Hot on the heels of England being named as the second-best country to visit worldwide in 2020, Cumbria Tourism says there are fresh opportunities to grow international visitor markets post-Brexit.
Lonely Planet has just unveiled its ‘Best in Travel 2020’, with England scooping the silver spot (second only to Bhutan). Amid the continuing uncertainty of Brexit, the renowned travel guide publisher says “timeless treasures” such as historic castles, quaint villages and rolling countryside are still big draws for international visitors – all features the Lake District, Cumbria has in abundance.
Meanwhile, it’s predicted that a post-Brexit fall in the value of the pound could make it cheaper for overseas visitors to travel to the UK, as well as making overseas travel more expensive and prompting more UK residents to choose staycations rather than holidaying abroad.
We are encouraging businesses to diversify their international markets and consider overseas visitors from beyond Europe, including core markets such as the USA and emerging audiences including India and China.
Our Sales & Marketing Manager, Sue Clarke, believes tourism and hospitality businesses should continue to feel confident about targeting international markets – whatever the eventual outcome of Brexit. She says, “Significant work is already being done to attract international visitors. Lake District businesses have been working in Japan for more than 25 years and great work has also been done to develop the China market. Most recently, Cumbria Tourism has identified India as a key emerging market. If you aren’t currently working with international markets, our advice is always pick the ones that are relevant for YOUR business; this may be an EU country, or it might not be. Don’t avoid targeting European markets if they are actually the best fit for you.
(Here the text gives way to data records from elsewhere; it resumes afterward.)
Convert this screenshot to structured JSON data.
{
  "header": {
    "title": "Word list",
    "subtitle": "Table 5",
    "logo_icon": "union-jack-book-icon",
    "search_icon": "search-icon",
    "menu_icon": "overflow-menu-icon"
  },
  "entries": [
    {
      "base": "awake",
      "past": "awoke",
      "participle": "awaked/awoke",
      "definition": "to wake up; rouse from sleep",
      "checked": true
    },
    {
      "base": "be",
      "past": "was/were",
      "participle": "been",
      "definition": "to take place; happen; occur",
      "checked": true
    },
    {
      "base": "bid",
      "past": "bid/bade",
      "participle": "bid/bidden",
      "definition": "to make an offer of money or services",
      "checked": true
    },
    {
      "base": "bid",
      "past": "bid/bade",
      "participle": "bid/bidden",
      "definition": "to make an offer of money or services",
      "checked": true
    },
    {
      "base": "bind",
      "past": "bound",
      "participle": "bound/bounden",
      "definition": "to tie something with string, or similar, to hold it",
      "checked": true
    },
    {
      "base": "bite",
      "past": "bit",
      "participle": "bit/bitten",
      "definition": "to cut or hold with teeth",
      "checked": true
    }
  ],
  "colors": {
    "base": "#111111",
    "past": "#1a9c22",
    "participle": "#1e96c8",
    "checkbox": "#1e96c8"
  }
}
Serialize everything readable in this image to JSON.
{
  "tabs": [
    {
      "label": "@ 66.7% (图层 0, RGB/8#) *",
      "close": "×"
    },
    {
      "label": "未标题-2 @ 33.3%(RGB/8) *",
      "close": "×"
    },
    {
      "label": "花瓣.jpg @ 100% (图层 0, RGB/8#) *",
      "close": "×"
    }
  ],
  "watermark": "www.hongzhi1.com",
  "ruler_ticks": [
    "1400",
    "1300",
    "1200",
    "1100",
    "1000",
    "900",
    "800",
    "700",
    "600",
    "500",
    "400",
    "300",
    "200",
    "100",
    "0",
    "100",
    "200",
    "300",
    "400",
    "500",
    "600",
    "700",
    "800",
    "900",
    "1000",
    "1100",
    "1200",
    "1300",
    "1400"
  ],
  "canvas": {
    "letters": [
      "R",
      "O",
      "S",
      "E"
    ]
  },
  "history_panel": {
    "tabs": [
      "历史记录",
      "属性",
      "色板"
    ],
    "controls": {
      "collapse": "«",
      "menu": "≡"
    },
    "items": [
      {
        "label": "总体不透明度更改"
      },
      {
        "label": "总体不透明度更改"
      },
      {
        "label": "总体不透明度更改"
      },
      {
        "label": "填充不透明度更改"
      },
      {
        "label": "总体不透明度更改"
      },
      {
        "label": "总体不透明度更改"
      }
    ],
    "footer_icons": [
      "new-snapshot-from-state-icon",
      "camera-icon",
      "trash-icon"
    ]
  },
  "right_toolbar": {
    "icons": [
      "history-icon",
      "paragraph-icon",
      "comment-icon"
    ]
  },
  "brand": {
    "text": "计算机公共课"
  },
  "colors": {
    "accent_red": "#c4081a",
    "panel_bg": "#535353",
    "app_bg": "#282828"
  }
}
She adds, “We should also remember that domestic visitors are Cumbria’s core market. We’ve seen that people are holding off foreign holidays, so now is the perfect time to capitalise. If people are worried about the financial implications of European holidays post-Brexit, businesses should consider what they can do to make it easy and attractive to the domestic market. We would always recommend you promoting the destination first, and then individual businesses. Inspire your audience, then reassure them about accessibility and ease of travel.”